Cuba Libre, No Time to Die
There's no shortage of elaborate set pieces in Cary Joji Fukunaga's nearly-three-hour Bond blowout, but few are as much fun as the segment when Daniel Craig's 007 goes to Havana to track down a kidnapped scientist and finds a hunting partner in Paloma (Knives Out star Ana de Armas), a fellow agent with a fantastic dimples and a jumpy trigger finger. The whole thing feels almost like its own standalone mini-movie, but if they don't make a Paloma spin-off out of this, they're crazy.
Simone Says, Summer of Soul
There's truly no wrong way to go in Soul, Ahmir "Questlove" Thompson's documentary celebration of the 1969 Harlem Culture Festival, rescued from the dustbin of history and finally placed center-stage in all its vibrant Technicolor glory. But if the Sophie's choice is between Stevie Wonder's ecstatic drum solo, a water-tight Sly and the Family Stone set, the great Gladys Knight, and Nina Simone, it has to be Nina's "Are You Ready Black People" call-and-response, a performance so calm and powerful and casually regal you wish you could stop time just to step back inside that moment.
Jesus Take the Wheel, Titane
If you heard one thing about the winner of this year's vaunted Palme d'Or at Cannes, it was that yes, this is The One Where The Lady Has Sex With a Car — not in it or on it, but with it. The moment is not, technically speaking, all that explicit: Agathe Roussel's nihilistic model prefers to practice auto-erotica her way, and her communion with a Cadillac is both unsettling and weirdly beautiful.
The Luckiest Seagull, Barb & Star Go to Vista del Mar
The awards buzz for Jamie Dornan may be centered on his turn as an idealized Troubles-era dad in Belfast, but let the Academy reconsider: "Edgar's Prayer," his impassioned, nearly on-key plea to a flock of profoundly indifferent seabirds is a triumph of unhinged Eurovision balladry — the kind that gets nice Midwestern ladies like Barb and Star (Annie Mumolo and Kristen Wiig) to slide right out of their Hanes Her Way panties and into his hotel suite.
The Calm Before the Storm, A Quiet Place Part II
It opens on a scene so all-American they should have been pumping apple-pie scent straight into the theater: A sunny day, a small town, a Little League game. Lee and Evelyn Abbot (John Krasinski and Emily Blunt) and their daughter Regan (Millicent Simmonds) are in the bleachers cheering for Marcus (Noah Jupe) when something tears across the sky; the homicidal spider-crabs from space are coming, and life will never be the same.
If you haven't seen James Wan's truly bananas horror hit, stop reading. If you have, oh my God: Most of the plot is supremely silly jump-scare stuff, but the big reveal that the scalp tingle a Seattle nurse (Annabelle Wallis) can't shake was not an itch but a murderous parasitic twin truly gave new meaning to the phrase wigging out.

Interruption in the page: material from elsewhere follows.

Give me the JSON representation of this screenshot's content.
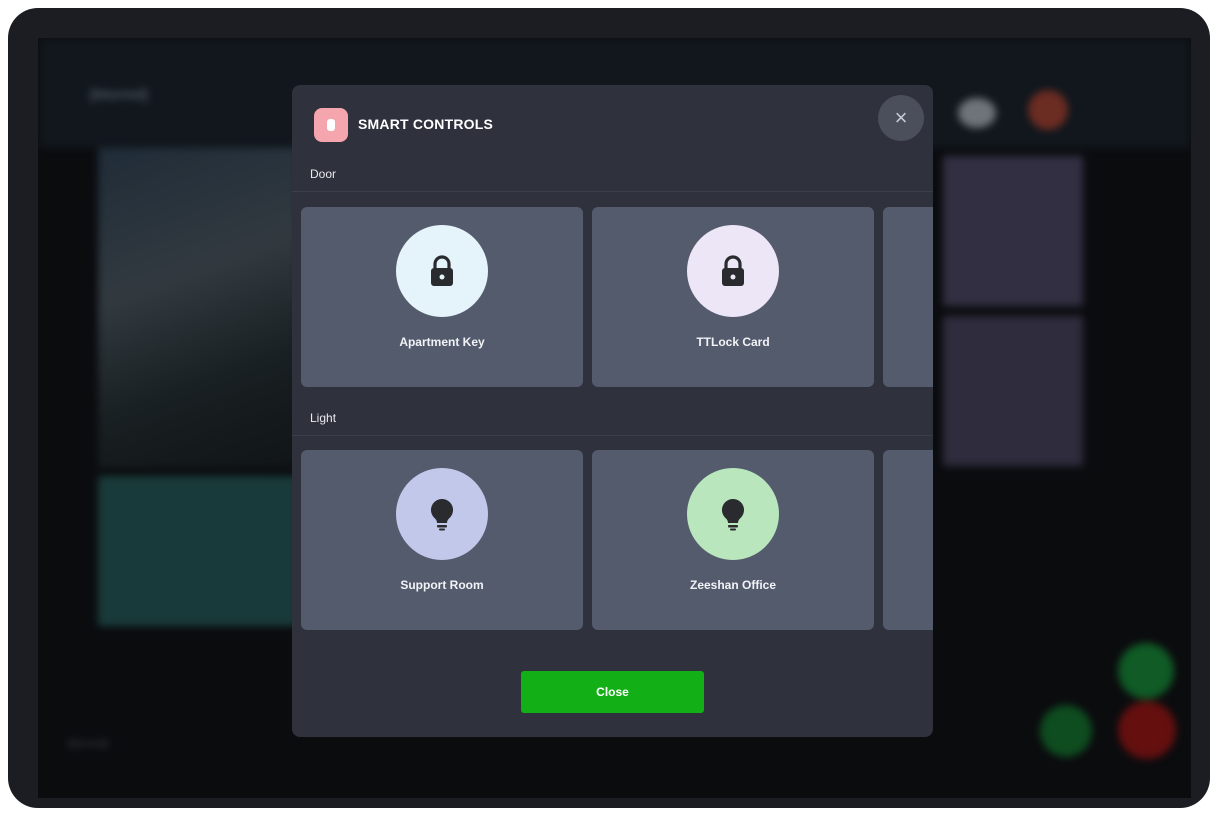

A version of this story appears in Entertainment Weekly's January issue, on newsstands Friday and available to order here. Don't forget to subscribe for more exclusive interviews and photos, only in EW.
Check out more from EW's The Awardist, featuring Oscars analysis, exclusive interviews, and our podcast diving into all the highlights from the year's movies and performances.
Comments have been disabled on this post